[Data items]
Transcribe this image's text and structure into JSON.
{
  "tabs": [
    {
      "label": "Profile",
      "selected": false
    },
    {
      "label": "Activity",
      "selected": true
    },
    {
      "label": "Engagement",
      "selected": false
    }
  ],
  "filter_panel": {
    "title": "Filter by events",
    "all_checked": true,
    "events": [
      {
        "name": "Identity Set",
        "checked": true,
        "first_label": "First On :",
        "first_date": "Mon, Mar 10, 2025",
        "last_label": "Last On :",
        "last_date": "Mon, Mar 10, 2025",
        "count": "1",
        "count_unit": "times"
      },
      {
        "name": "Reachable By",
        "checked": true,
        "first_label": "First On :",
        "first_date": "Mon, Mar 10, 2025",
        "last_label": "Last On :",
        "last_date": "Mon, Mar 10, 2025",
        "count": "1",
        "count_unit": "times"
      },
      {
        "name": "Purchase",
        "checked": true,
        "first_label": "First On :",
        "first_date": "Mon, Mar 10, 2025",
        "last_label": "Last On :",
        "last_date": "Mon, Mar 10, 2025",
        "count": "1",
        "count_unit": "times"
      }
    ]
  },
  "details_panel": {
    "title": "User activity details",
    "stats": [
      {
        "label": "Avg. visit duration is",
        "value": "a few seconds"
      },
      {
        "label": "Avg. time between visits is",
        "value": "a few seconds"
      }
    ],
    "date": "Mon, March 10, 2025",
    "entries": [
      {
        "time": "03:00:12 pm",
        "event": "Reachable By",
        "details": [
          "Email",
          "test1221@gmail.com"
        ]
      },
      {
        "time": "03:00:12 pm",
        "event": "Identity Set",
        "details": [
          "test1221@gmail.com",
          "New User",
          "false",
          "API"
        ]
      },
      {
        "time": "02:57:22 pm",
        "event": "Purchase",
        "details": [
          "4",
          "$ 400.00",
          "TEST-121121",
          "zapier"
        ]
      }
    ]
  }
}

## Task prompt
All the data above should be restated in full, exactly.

## Exercise answer
Transcribe this image's text and structure into JSON.
{
  "tabs": [
    {
      "label": "Profile",
      "selected": false
    },
    {
      "label": "Activity",
      "selected": true
    },
    {
      "label": "Engagement",
      "selected": false
    }
  ],
  "filter_panel": {
    "title": "Filter by events",
    "all_checked": true,
    "events": [
      {
        "name": "Identity Set",
        "checked": true,
        "first_label": "First On :",
        "first_date": "Mon, Mar 10, 2025",
        "last_label": "Last On :",
        "last_date": "Mon, Mar 10, 2025",
        "count": "1",
        "count_unit": "times"
      },
      {
        "name": "Reachable By",
        "checked": true,
        "first_label": "First On :",
        "first_date": "Mon, Mar 10, 2025",
        "last_label": "Last On :",
        "last_date": "Mon, Mar 10, 2025",
        "count": "1",
        "count_unit": "times"
      },
      {
        "name": "Purchase",
        "checked": true,
        "first_label": "First On :",
        "first_date": "Mon, Mar 10, 2025",
        "last_label": "Last On :",
        "last_date": "Mon, Mar 10, 2025",
        "count": "1",
        "count_unit": "times"
      }
    ]
  },
  "details_panel": {
    "title": "User activity details",
    "stats": [
      {
        "label": "Avg. visit duration is",
        "value": "a few seconds"
      },
      {
        "label": "Avg. time between visits is",
        "value": "a few seconds"
      }
    ],
    "date": "Mon, March 10, 2025",
    "entries": [
      {
        "time": "03:00:12 pm",
        "event": "Reachable By",
        "details": [
          "Email",
          "test1221@gmail.com"
        ]
      },
      {
        "time": "03:00:12 pm",
        "event": "Identity Set",
        "details": [
          "test1221@gmail.com",
          "New User",
          "false",
          "API"
        ]
      },
      {
        "time": "02:57:22 pm",
        "event": "Purchase",
        "details": [
          "4",
          "$ 400.00",
          "TEST-121121",
          "zapier"
        ]
      }
    ]
  }
}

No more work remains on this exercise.